=== Task to carry out ===
Scan the data, and whenever a line contains "značka", copy it.
.....
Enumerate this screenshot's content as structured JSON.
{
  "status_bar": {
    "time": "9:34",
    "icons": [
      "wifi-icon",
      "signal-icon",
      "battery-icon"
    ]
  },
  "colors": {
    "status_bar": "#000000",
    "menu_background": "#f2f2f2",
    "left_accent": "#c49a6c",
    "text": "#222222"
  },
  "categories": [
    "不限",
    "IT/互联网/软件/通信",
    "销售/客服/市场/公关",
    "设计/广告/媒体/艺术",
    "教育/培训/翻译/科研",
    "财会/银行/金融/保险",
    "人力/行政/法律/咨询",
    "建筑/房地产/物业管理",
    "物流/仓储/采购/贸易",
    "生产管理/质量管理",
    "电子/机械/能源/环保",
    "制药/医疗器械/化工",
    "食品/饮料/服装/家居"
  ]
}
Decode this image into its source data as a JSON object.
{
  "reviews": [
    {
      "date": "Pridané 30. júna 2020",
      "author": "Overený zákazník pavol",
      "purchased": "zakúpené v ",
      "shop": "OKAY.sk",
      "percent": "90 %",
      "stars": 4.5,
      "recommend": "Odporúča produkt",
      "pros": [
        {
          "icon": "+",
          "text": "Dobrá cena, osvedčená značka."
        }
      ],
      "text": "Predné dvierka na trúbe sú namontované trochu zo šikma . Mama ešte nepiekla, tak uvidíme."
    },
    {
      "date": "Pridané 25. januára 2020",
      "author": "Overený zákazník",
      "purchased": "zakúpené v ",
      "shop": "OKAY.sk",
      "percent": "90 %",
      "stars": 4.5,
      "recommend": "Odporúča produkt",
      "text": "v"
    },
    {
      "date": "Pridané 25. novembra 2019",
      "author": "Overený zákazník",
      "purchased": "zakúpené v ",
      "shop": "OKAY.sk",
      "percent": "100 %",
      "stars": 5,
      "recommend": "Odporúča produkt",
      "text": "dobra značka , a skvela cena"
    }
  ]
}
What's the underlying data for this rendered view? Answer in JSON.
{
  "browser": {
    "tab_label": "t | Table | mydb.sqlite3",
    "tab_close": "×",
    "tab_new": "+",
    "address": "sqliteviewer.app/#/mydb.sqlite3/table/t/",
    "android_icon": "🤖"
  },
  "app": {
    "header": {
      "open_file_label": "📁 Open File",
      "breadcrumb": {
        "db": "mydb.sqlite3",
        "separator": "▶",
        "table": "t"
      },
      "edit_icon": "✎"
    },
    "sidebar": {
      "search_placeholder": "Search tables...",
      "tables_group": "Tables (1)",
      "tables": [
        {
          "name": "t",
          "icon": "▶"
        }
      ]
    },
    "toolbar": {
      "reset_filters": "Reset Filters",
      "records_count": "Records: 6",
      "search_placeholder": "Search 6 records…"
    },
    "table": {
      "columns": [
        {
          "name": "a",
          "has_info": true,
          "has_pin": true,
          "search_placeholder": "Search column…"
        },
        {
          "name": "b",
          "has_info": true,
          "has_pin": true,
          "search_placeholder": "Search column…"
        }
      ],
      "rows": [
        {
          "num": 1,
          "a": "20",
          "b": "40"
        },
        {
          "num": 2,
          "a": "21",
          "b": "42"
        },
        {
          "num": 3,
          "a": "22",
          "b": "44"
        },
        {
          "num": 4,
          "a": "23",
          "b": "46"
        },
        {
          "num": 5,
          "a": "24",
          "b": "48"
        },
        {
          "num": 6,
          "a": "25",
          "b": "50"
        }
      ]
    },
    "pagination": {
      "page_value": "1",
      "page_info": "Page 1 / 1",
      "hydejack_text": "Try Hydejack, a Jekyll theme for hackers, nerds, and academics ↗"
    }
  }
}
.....
=== Solution to the exercise ===
          "text": "Dobrá cena, osvedčená značka."
      "text": "dobra značka , a skvela cena"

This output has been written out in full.